First lets clarify the designations. You listed two O2 sensors. Bank 1 is the driver's side. Bank 2 is the passenger side. "Upstream" is before the catalytic converters, and "downstream" is right after the converters.
You're getting a code for the driver's side running too rich, and based on the message, you're replacing the messenger. The sensor is working if it's reporting a problem. The way to approach this is to use a scanner that displays live data, and view the left sensor to see what it's reading. It should be bouncing around between 0.2 and 0.8 volts a couple of times per second, and that correlates with switching between "rich" and "lean" a couple of times per second. O2 sensors do not detect fuel, only oxygen, so they do not really detect a rich condition. They fail to detect those lean pulses. Disconnect one injector at a time from the driver's side of the engine to see if the O2 sensor goes lean. If one does not cause that, it may be leaking fuel into the engine. If it is, you won't get a misfire when you unplug that one.

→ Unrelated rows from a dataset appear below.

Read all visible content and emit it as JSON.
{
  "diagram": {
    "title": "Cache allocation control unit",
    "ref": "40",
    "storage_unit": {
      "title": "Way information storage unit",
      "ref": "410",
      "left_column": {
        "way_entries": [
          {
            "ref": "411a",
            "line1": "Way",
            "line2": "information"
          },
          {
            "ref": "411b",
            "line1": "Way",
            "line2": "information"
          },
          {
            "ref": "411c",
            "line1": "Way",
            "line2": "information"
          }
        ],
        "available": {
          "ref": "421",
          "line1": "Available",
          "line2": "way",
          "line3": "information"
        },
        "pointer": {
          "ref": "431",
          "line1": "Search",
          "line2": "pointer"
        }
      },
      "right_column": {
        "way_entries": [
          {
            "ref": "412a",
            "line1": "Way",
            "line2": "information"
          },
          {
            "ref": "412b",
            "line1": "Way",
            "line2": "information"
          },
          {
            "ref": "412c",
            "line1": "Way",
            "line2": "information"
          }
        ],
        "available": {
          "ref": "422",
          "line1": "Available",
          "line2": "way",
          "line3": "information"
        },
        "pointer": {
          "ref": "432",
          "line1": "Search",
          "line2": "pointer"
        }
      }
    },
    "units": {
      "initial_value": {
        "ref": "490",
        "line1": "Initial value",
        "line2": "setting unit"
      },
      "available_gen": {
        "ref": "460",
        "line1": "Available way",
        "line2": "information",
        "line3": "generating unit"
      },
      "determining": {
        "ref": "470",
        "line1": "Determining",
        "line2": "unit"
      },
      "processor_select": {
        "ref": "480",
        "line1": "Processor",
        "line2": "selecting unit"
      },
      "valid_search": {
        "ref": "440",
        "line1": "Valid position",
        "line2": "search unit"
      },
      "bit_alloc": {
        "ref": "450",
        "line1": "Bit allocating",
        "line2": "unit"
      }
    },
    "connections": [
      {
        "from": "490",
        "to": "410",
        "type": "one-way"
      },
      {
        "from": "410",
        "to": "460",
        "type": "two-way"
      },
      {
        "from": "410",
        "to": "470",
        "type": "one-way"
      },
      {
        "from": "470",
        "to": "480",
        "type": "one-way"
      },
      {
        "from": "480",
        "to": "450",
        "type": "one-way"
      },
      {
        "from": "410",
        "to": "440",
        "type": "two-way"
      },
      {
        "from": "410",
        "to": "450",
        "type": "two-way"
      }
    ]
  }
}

Before you spend any more money on the left side, address the stripped threads on the right side. A leak there can result in the right side reading too lean. Between the pulses of exhaust gas flow, the momentum creates little pulses of vacuum that can draw in outside air. The oxygen in that air gets detected as a lean condition, and the Engine Computer responds by commanding more fuel. No matter how much fuel it adds, there will always be that extra oxygen there.
To fix stripped threads, get a Heli-Coil kit from any auto parts store. It will have the correct size drill bit to drill the hole larger, and the correct size tap to make new threads. You use the special plastic tool to wind the spring-metal insert into the hole. Use a small punch or screwdriver to break the little tab off the end, and there's your new threads. Use a heat-resistant liquid Lock Tite product on the outside of the insert, (before you install it), to keep it in place the next time the sensor is removed.
You might also have luck with JB Weld. That is an epoxy that gets hard as metal, but I don't know how it holds up to that kind of heat. Put some high-temperature anti-seize compound on the threads of the sensor, (if it didn't come with any already), and use a wire brush to clean the hole in the manifold. Coat the hole with the glue and work it into the remaining threads, then run the sensor in. Let it sit overnight. The anti-seize compound will allow the sensor to be removed next time.
Tuesday, March 5th, 2013 AT 1:19 AM